INSTRUCTIONS TO FOLLOW → Write out every line below that contains "Copilot".

SUPPLIED ENTRIES →
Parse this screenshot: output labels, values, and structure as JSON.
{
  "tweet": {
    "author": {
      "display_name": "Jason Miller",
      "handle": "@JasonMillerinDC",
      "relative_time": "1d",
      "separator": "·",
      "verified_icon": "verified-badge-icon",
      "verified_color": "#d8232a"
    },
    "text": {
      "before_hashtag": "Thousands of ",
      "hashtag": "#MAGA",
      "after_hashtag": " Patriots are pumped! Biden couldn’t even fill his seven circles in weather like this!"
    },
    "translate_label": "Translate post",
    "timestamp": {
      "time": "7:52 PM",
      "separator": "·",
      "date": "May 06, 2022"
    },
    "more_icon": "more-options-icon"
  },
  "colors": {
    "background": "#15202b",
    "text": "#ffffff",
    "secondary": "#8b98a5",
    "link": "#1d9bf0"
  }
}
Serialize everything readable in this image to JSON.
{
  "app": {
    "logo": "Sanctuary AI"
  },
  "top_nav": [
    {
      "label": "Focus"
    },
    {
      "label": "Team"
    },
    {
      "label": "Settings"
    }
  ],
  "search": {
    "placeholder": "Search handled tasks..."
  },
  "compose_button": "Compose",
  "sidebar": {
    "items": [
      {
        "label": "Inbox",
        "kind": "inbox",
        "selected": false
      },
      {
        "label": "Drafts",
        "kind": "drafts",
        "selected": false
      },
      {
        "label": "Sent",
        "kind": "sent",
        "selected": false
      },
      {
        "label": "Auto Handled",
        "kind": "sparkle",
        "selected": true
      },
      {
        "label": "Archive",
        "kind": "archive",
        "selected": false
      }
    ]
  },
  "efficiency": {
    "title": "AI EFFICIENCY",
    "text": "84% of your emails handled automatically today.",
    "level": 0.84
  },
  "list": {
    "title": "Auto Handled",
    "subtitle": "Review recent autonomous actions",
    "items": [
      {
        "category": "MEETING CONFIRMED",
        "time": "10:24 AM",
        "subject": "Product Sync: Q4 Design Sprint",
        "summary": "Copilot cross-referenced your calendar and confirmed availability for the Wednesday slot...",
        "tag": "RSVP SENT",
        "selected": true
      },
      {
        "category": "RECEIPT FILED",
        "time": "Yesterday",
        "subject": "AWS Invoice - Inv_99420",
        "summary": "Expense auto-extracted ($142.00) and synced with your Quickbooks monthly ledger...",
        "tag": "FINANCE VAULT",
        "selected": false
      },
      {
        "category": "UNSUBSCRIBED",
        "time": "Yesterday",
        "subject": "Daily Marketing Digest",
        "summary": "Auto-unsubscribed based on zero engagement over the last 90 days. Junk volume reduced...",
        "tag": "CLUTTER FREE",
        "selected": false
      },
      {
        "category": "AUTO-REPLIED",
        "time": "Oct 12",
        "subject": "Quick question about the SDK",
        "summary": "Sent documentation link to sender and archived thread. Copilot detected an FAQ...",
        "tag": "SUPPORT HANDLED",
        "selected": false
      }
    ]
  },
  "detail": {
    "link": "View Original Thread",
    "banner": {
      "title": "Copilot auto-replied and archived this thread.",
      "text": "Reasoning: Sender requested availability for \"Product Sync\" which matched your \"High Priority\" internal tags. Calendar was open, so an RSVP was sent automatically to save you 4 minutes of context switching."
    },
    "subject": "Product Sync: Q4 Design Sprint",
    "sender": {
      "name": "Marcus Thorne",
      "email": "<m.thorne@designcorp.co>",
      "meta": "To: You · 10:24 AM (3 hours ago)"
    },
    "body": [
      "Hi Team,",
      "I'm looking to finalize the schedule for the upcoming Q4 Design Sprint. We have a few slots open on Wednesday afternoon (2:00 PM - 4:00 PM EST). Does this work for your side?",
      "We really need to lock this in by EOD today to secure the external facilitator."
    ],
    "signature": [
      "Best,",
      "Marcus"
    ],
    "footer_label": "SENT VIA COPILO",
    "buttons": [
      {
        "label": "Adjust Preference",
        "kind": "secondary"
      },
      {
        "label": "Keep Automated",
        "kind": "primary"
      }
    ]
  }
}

ANSWER SPACE →
        "summary": "Copilot cross-referenced your calendar and confirmed availability for the Wednesday slot...",
        "summary": "Sent documentation link to sender and archived thread. Copilot detected an FAQ...",
      "title": "Copilot auto-replied and archived this thread.",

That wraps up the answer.